you are like new tenants, you shall begin payment next week."
I said this in as business-like a tone as I could muster, and
in as business-like a fashion it was accepted. Perhaps she
thought it was a bribe to retain so responsible a housekeeper.
I had determined to keep my eye upon this strange little household,
and doing so I could see that it went on to admiration.
"You are very busy," I said one day as she looked up at me
from a heap of work before her. She had on her mother's
spectacles, and looked more preternaturally grave than ever.
"Well, yes; and I can't make out what's come to my eyes,
they're so bad.
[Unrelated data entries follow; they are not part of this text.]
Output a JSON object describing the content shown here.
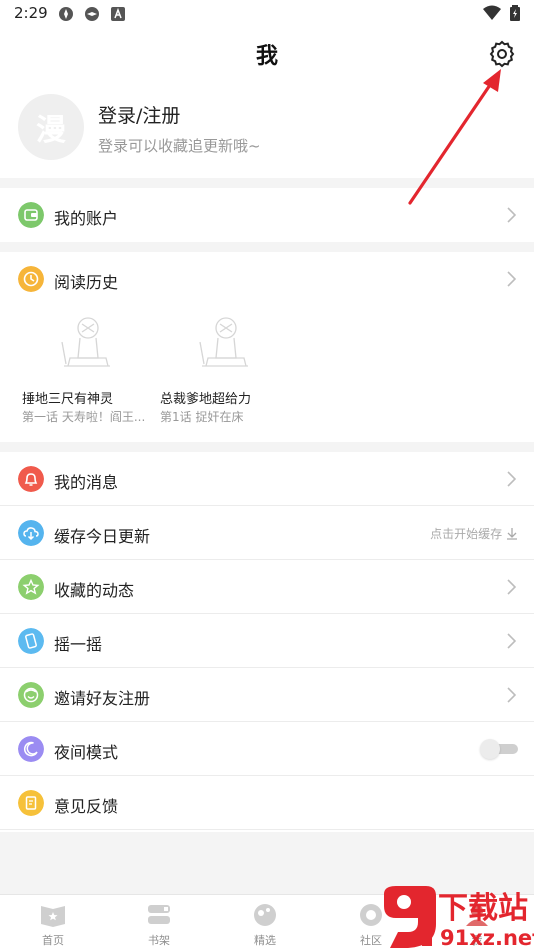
{
  "status_bar": {
    "time": "2:29"
  },
  "header": {
    "title": "我",
    "login_label": "登录/注册",
    "login_sub": "登录可以收藏追更新哦~",
    "avatar_char": "漫"
  },
  "account": {
    "label": "我的账户"
  },
  "history": {
    "label": "阅读历史",
    "books": [
      {
        "title": "捶地三尺有神灵",
        "subtitle": "第一话 天寿啦！阎王..."
      },
      {
        "title": "总裁爹地超给力",
        "subtitle": "第1话 捉奸在床"
      }
    ]
  },
  "menu": {
    "messages": "我的消息",
    "cache": "缓存今日更新",
    "cache_hint": "点击开始缓存",
    "favorites": "收藏的动态",
    "shake": "摇一摇",
    "invite": "邀请好友注册",
    "night": "夜间模式",
    "feedback": "意见反馈"
  },
  "night_mode": {
    "enabled": false
  },
  "tabs": [
    "首页",
    "书架",
    "精选",
    "社区",
    "我"
  ],
  "watermark": {
    "top": "下载站",
    "bottom": "91xz.net"
  },
  "colors": {
    "account_icon": "#7dc86b",
    "history_icon": "#f6b53a",
    "messages_icon": "#f05a4c",
    "cache_icon": "#55b4ee",
    "favorites_icon": "#8ccf6e",
    "shake_icon": "#5cbaf0",
    "invite_icon": "#8ccf6e",
    "night_icon": "#9b8cf2",
    "feedback_icon": "#f6c13a",
    "annotation_arrow": "#e3262e"
  }
}
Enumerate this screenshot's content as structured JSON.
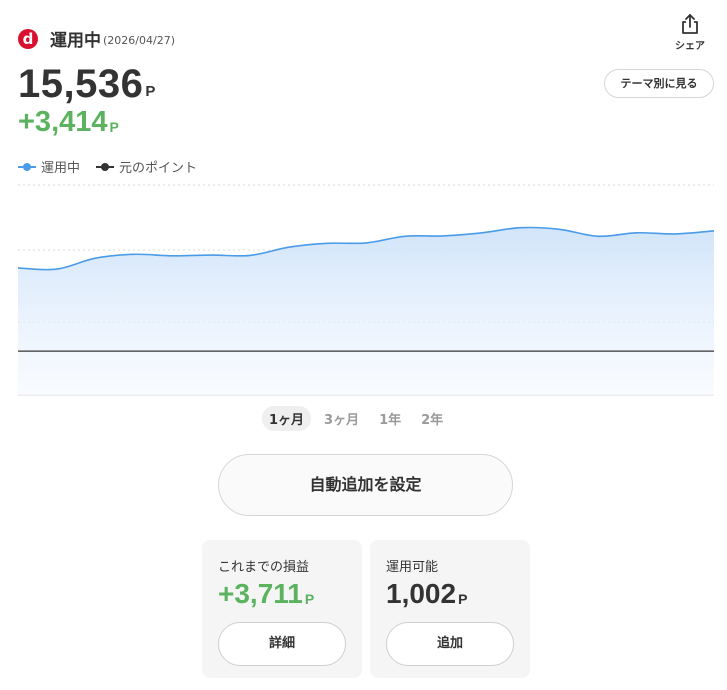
{
  "header": {
    "logo_letter": "d",
    "title": "運用中",
    "date": "(2026/04/27)"
  },
  "share": {
    "label": "シェア",
    "icon": "share-icon"
  },
  "theme_button": {
    "label": "テーマ別に見る"
  },
  "balance": {
    "value": "15,536",
    "unit": "P"
  },
  "gain": {
    "value": "+3,414",
    "unit": "P"
  },
  "legend": [
    {
      "label": "運用中",
      "color": "#4a9be8"
    },
    {
      "label": "元のポイント",
      "color": "#333333"
    }
  ],
  "chart_data": {
    "type": "area",
    "title": "",
    "xlabel": "",
    "ylabel": "",
    "ylim": [
      11000,
      16500
    ],
    "grid": true,
    "series": [
      {
        "name": "運用中",
        "color": "#4a9be8",
        "values": [
          14250,
          14220,
          14500,
          14600,
          14560,
          14580,
          14570,
          14780,
          14880,
          14890,
          15060,
          15070,
          15150,
          15280,
          15240,
          15060,
          15150,
          15120,
          15200
        ]
      },
      {
        "name": "元のポイント",
        "color": "#333333",
        "values": [
          12122,
          12122,
          12122,
          12122,
          12122,
          12122,
          12122,
          12122,
          12122,
          12122,
          12122,
          12122,
          12122,
          12122,
          12122,
          12122,
          12122,
          12122,
          12122
        ]
      }
    ]
  },
  "periods": [
    {
      "label": "1ヶ月",
      "active": true
    },
    {
      "label": "3ヶ月",
      "active": false
    },
    {
      "label": "1年",
      "active": false
    },
    {
      "label": "2年",
      "active": false
    }
  ],
  "auto_button": {
    "label": "自動追加を設定"
  },
  "cards": [
    {
      "title": "これまでの損益",
      "value": "+3,711",
      "unit": "P",
      "button": "詳細",
      "value_color": "green"
    },
    {
      "title": "運用可能",
      "value": "1,002",
      "unit": "P",
      "button": "追加",
      "value_color": "dark"
    }
  ]
}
I have mother's spectacles, and that made them
easy for a while; but now they're getting worse than ever.
It's the black that does it," she concluded, oracularly.
"I have no doubt the spectacles have made them worse," I
said. "They are not fit for such young eyes as yours."
On examination of the spectacles, I knew this was so, and
easily made her understand how really hurtful they were. I
promised to send her a cooling wash, adding, "The only thing they
want is more rest."
"And that's just what they can't have," she replied.
"I've been thinking," she went on, "of going out to work. I
could soon make more at that, and not have to work so hard either;
but then the house wouldn't be so comfortable like, and I wouldn't
be here when Charley and Jem come home. Mother thought o'
that, and she told us to stick together."
In their long, lonely hours of work the mother had made a
confidential companion of her thoughtful little girl, had made her
the sharer of all her anxieties, and cares, and plans for the
future; and had depended upon her to keep the little household
together when she would be with them no more.
"Mother told us to stick together," she repeated, "and mother
was right. Boys is bad to manage when once they're let on the